Below are the records; collect from them each line containing the string "Removed".
SUPPLIED INFORMATION: Begin
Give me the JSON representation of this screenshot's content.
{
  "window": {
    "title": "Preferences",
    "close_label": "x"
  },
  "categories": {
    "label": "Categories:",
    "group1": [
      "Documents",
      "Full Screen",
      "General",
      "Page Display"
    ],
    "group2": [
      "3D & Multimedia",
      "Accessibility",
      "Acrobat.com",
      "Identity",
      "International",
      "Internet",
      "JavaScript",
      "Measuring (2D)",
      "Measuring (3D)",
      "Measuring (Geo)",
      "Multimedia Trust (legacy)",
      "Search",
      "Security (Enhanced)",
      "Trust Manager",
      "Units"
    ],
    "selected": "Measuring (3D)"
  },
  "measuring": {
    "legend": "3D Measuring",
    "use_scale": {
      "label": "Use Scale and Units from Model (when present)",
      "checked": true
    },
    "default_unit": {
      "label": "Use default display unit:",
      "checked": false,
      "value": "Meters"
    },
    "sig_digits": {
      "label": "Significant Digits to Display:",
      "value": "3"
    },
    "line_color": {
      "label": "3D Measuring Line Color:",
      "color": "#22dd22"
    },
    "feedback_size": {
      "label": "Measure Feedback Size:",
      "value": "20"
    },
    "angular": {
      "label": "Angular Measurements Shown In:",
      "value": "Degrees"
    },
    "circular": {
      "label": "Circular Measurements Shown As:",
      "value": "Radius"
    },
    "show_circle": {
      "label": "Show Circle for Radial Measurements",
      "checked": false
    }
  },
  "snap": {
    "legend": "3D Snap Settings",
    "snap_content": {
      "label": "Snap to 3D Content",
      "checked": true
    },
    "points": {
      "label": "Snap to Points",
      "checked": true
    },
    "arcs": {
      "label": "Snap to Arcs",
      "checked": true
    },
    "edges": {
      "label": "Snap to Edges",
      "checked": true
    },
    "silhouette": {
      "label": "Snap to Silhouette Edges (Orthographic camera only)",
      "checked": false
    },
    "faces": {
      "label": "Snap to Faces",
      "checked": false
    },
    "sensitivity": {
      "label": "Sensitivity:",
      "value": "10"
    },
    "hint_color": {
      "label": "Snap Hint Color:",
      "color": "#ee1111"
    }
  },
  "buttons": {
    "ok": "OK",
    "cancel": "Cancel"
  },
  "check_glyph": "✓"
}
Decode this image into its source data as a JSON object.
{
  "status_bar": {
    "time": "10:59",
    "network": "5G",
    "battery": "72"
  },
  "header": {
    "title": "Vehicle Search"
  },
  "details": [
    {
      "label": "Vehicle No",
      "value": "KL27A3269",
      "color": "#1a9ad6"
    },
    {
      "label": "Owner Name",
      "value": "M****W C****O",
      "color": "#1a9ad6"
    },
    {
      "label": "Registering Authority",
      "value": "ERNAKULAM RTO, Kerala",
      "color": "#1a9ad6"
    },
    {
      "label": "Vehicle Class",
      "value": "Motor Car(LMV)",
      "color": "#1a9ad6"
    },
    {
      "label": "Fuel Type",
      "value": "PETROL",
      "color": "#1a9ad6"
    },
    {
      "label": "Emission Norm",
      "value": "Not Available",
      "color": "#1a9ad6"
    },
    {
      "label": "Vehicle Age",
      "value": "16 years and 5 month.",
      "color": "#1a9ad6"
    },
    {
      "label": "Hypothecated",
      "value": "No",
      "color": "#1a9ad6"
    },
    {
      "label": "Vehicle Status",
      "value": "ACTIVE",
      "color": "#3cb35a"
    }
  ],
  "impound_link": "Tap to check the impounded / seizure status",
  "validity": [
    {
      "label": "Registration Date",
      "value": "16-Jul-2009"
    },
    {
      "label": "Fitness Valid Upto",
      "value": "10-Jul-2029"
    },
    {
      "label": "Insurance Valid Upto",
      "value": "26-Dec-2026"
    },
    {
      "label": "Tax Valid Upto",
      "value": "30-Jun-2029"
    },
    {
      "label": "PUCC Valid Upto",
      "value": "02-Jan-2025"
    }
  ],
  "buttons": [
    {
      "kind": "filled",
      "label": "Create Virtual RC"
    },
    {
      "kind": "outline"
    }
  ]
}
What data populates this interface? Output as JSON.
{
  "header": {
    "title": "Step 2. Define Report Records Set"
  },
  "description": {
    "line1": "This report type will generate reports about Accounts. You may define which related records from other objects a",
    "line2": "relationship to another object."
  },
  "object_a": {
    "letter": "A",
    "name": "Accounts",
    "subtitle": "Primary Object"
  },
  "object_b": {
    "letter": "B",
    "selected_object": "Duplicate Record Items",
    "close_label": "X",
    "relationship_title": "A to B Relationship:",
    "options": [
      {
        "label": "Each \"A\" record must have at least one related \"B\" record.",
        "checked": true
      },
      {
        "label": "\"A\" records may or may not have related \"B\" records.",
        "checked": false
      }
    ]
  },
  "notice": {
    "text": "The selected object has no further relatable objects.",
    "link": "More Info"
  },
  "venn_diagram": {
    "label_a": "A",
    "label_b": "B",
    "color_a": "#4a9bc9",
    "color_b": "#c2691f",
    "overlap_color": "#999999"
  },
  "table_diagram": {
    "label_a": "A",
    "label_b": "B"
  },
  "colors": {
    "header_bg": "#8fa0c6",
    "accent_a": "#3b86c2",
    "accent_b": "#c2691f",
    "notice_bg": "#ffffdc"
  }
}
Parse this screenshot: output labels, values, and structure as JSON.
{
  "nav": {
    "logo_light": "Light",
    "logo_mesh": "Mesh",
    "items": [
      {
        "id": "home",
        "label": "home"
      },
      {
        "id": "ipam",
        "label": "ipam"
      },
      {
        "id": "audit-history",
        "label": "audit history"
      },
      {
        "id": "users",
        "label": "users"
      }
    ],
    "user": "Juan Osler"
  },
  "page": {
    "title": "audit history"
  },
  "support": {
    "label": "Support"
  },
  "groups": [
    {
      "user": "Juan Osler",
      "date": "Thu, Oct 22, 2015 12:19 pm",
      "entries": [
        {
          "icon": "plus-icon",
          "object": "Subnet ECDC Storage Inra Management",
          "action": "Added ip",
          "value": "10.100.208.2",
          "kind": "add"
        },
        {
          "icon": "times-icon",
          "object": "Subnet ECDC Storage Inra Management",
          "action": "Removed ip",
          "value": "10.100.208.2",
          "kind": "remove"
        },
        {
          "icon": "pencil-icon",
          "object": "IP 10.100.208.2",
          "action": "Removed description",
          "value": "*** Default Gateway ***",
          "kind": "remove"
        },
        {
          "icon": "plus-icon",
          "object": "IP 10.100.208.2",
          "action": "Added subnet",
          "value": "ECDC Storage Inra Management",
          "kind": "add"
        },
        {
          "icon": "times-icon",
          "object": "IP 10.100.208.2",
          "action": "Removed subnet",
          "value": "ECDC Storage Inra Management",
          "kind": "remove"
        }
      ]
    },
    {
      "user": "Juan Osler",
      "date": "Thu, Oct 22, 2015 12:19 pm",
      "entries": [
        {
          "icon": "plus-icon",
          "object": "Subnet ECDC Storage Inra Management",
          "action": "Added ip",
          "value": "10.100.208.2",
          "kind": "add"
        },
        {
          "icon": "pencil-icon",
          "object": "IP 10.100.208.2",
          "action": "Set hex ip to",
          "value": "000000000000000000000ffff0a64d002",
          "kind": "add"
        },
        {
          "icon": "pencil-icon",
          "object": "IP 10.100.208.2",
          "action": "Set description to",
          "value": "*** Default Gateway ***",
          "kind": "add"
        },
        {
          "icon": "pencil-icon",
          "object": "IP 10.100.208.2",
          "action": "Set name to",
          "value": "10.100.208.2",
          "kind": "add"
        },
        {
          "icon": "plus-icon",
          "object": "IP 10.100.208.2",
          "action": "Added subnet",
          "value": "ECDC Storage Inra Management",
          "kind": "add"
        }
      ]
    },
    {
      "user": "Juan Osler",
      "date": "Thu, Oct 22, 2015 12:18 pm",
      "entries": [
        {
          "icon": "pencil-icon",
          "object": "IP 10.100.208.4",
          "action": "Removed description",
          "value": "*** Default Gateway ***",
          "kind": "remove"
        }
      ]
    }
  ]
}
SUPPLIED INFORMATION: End
EXERCISE SOLUTION:
          "action": "Removed ip",
          "action": "Removed description",
          "action": "Removed subnet",
          "action": "Removed description",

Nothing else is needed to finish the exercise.